by Nancy Nangeroni
Published in Bay Windows, Jun 29, 2011
I have to admit, I’m a little bit uncomfortable talking about employment discrimination in my life, because so many people have had it so much worse than I. My parents came from poor families but worked hard and put me through MIT, where I graduated in 1976 with a degree in electrical engineering. After graduating, I enjoyed 15 years of engineering success, the last five as a manager, while keeping my gender issues separate and private. My successes included a patented design that gave Bose a significant advantage over competitors; the first successful electronic telephone ringer transducer; and a PC plug-in card that became a telephony industry standard for 10 years. As you probably know, 10 years is a long time in the PC industry.
Then, in 1993, I transitioned to living as a woman. I set out to do so in the best way possible. I believed in my heart that I would continue to succeed in my career. I even dared to hope that I might be able to set a positive example for others. I committed myself to staying positive, accommodating, and productive, and to upholding the very highest standards of integrity.
>But my status on the job was immediately reduced. I was moved from a spacious office with a panoramic view of the Charles River to a smaller interior office. My management role evaporated, and the camaraderie that I had enjoyed so much with my co-workers all but disappeared.
So I thought, well, I can understand why someone might feel uncomfortable working with a woman they’d previously known as a guy. Maybe it’d be easier for other people if they’d only known me as Nancy.
>So I began interviewing for other jobs. At the first six interviews, when they asked me for references, I mentioned that my references might refer to me as John, since that’s how they had known me. I received no call- backs from any of these interviews. Next interview, when it came to references, I made no mention of any changes. I got that job, and went to work for Bell Labs in Lawrence. I found myself being invited to high- level strategic meetings with the division director and department heads. We were discussing the next generation of transmission system, design and deployment. They gave me an award for solving a design problem that had been holding up development. Then the director found out that I had been born male. I was never invited to another management-level meeting. Instead I was relegated to the lowest levels of design.
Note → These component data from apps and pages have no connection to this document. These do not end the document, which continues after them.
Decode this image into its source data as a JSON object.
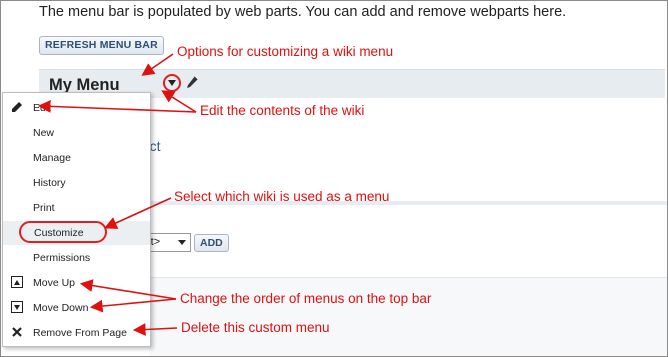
{
  "intro_text": "The menu bar is populated by web parts. You can add and remove webparts here.",
  "refresh_button": "REFRESH MENU BAR",
  "menu_header": {
    "title": "My Menu"
  },
  "content_link": "oject",
  "select": {
    "value": "rt>"
  },
  "add_button": "ADD",
  "dropdown": {
    "items": [
      {
        "label": "Edit",
        "icon": "pencil-icon"
      },
      {
        "label": "New",
        "icon": ""
      },
      {
        "label": "Manage",
        "icon": ""
      },
      {
        "label": "History",
        "icon": ""
      },
      {
        "label": "Print",
        "icon": ""
      },
      {
        "label": "Customize",
        "icon": "",
        "selected": true
      },
      {
        "label": "Permissions",
        "icon": ""
      },
      {
        "label": "Move Up",
        "icon": "move-up-icon"
      },
      {
        "label": "Move Down",
        "icon": "move-down-icon"
      },
      {
        "label": "Remove From Page",
        "icon": "close-icon"
      }
    ]
  },
  "annotations": {
    "options": "Options for customizing a wiki menu",
    "edit": "Edit the contents of the wiki",
    "select": "Select which wiki is used as a menu",
    "order": "Change the order of menus on the top bar",
    "delete": "Delete this custom menu"
  },
  "colors": {
    "annotation": "#e01010",
    "header_bg": "#e7ecf0",
    "button_text": "#2d4f76"
  }
}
That’s how it went for the next 10 years. I continued to do excellent work. For one company I designed two-thirds of the hardware for the first successful Internet-based telephone system. That company, NBX, was sold for $600 million. But despite my continued technical success, I was never again considered for any kind of management role. My career turned demoralizing. I was socially snubbed, hidden away like some kind of embarrassment. It’s hard to maintain enthusiasm for a job in that kind of work environment.
My career is behind me now. In 2004, while I was between jobs, I suffered a spine injury in an automobile accident, and I can no longer do that kind of work. It’s too late for me, but it’s not too late for others, for the younger transgender folks coming through school and beyond. They need protection against discrimination.
Fortunately, I am still able to help out, a little, with the struggle to protect the right of individuals to freely self-identify and express their gender. Such gender identity and expression does no real harm anyone else. There is no good reason to deny anyone this freedom. It is, in my view, a vital and necessary step towards full equality among, and freedom for, all people.
The opposition to the Transgender Equal Rights bill is using the same kind of arguments that were used against civil rights protections for African- Americans, against women’s rights, and against gay and lesbian rights. Their objections are all about the discomfort and fear that they feel towards us. But these are the very things that build the foundation for prejudice and discrimination. Their lies and distortions exaggerate fears and stoke the fires of hostility and intolerance. The blatant cruelty of some of their arguments — not to mention the hateful online posts that always follow articles sympathetic to transgender equal rights — only further proves the need for these protections.
So to our elected officials, I beg of you: pass this bill now! And to everyone else, please make your voices heard in support of the immediate passage of the Transgender Equal Rights bill.
Nancy Nangeroni is Chair of the Massachusetts Transgender Political Coalition (MTPC).